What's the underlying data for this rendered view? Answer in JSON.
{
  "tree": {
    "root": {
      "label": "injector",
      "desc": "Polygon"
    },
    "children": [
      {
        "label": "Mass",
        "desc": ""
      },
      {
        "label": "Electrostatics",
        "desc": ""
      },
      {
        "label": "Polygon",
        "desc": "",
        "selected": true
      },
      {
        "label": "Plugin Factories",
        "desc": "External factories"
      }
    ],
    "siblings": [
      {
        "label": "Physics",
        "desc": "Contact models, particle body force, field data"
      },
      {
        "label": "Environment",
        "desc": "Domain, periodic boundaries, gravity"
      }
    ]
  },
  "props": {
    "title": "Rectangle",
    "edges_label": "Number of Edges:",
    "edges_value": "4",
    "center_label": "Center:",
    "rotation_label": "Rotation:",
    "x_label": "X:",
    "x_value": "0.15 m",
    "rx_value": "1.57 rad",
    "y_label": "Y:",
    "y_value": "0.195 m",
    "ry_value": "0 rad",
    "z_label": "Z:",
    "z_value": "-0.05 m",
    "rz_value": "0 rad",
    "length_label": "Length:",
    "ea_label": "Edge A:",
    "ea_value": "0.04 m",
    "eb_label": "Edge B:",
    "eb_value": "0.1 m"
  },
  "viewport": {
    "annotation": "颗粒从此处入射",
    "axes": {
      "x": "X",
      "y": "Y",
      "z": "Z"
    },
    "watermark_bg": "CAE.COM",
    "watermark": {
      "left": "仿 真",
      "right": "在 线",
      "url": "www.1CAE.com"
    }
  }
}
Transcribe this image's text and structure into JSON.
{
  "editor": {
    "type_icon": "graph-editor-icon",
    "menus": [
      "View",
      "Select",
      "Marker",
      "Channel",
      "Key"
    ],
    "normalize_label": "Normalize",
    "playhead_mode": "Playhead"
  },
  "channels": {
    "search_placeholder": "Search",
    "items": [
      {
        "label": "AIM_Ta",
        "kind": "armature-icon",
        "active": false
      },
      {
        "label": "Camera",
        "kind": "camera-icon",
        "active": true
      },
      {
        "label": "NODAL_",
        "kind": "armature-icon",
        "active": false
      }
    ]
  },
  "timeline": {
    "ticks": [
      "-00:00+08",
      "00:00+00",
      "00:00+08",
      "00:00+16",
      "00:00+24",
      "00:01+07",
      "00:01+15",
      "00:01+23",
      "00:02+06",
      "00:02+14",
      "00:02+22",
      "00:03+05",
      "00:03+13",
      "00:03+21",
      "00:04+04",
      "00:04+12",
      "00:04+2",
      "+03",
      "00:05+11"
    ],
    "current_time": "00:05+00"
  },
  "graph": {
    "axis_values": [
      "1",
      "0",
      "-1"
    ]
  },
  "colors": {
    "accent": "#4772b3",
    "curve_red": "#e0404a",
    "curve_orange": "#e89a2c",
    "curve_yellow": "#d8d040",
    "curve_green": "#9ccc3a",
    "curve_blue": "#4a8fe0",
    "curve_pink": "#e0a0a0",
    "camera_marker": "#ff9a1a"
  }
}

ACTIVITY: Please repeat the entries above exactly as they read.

OUTPUT FOR THIS EXERCISE:
What's the underlying data for this rendered view? Answer in JSON.
{
  "tree": {
    "root": {
      "label": "injector",
      "desc": "Polygon"
    },
    "children": [
      {
        "label": "Mass",
        "desc": ""
      },
      {
        "label": "Electrostatics",
        "desc": ""
      },
      {
        "label": "Polygon",
        "desc": "",
        "selected": true
      },
      {
        "label": "Plugin Factories",
        "desc": "External factories"
      }
    ],
    "siblings": [
      {
        "label": "Physics",
        "desc": "Contact models, particle body force, field data"
      },
      {
        "label": "Environment",
        "desc": "Domain, periodic boundaries, gravity"
      }
    ]
  },
  "props": {
    "title": "Rectangle",
    "edges_label": "Number of Edges:",
    "edges_value": "4",
    "center_label": "Center:",
    "rotation_label": "Rotation:",
    "x_label": "X:",
    "x_value": "0.15 m",
    "rx_value": "1.57 rad",
    "y_label": "Y:",
    "y_value": "0.195 m",
    "ry_value": "0 rad",
    "z_label": "Z:",
    "z_value": "-0.05 m",
    "rz_value": "0 rad",
    "length_label": "Length:",
    "ea_label": "Edge A:",
    "ea_value": "0.04 m",
    "eb_label": "Edge B:",
    "eb_value": "0.1 m"
  },
  "viewport": {
    "annotation": "颗粒从此处入射",
    "axes": {
      "x": "X",
      "y": "Y",
      "z": "Z"
    },
    "watermark_bg": "CAE.COM",
    "watermark": {
      "left": "仿 真",
      "right": "在 线",
      "url": "www.1CAE.com"
    }
  }
}
Transcribe this image's text and structure into JSON.
{
  "editor": {
    "type_icon": "graph-editor-icon",
    "menus": [
      "View",
      "Select",
      "Marker",
      "Channel",
      "Key"
    ],
    "normalize_label": "Normalize",
    "playhead_mode": "Playhead"
  },
  "channels": {
    "search_placeholder": "Search",
    "items": [
      {
        "label": "AIM_Ta",
        "kind": "armature-icon",
        "active": false
      },
      {
        "label": "Camera",
        "kind": "camera-icon",
        "active": true
      },
      {
        "label": "NODAL_",
        "kind": "armature-icon",
        "active": false
      }
    ]
  },
  "timeline": {
    "ticks": [
      "-00:00+08",
      "00:00+00",
      "00:00+08",
      "00:00+16",
      "00:00+24",
      "00:01+07",
      "00:01+15",
      "00:01+23",
      "00:02+06",
      "00:02+14",
      "00:02+22",
      "00:03+05",
      "00:03+13",
      "00:03+21",
      "00:04+04",
      "00:04+12",
      "00:04+2",
      "+03",
      "00:05+11"
    ],
    "current_time": "00:05+00"
  },
  "graph": {
    "axis_values": [
      "1",
      "0",
      "-1"
    ]
  },
  "colors": {
    "accent": "#4772b3",
    "curve_red": "#e0404a",
    "curve_orange": "#e89a2c",
    "curve_yellow": "#d8d040",
    "curve_green": "#9ccc3a",
    "curve_blue": "#4a8fe0",
    "curve_pink": "#e0a0a0",
    "camera_marker": "#ff9a1a"
  }
}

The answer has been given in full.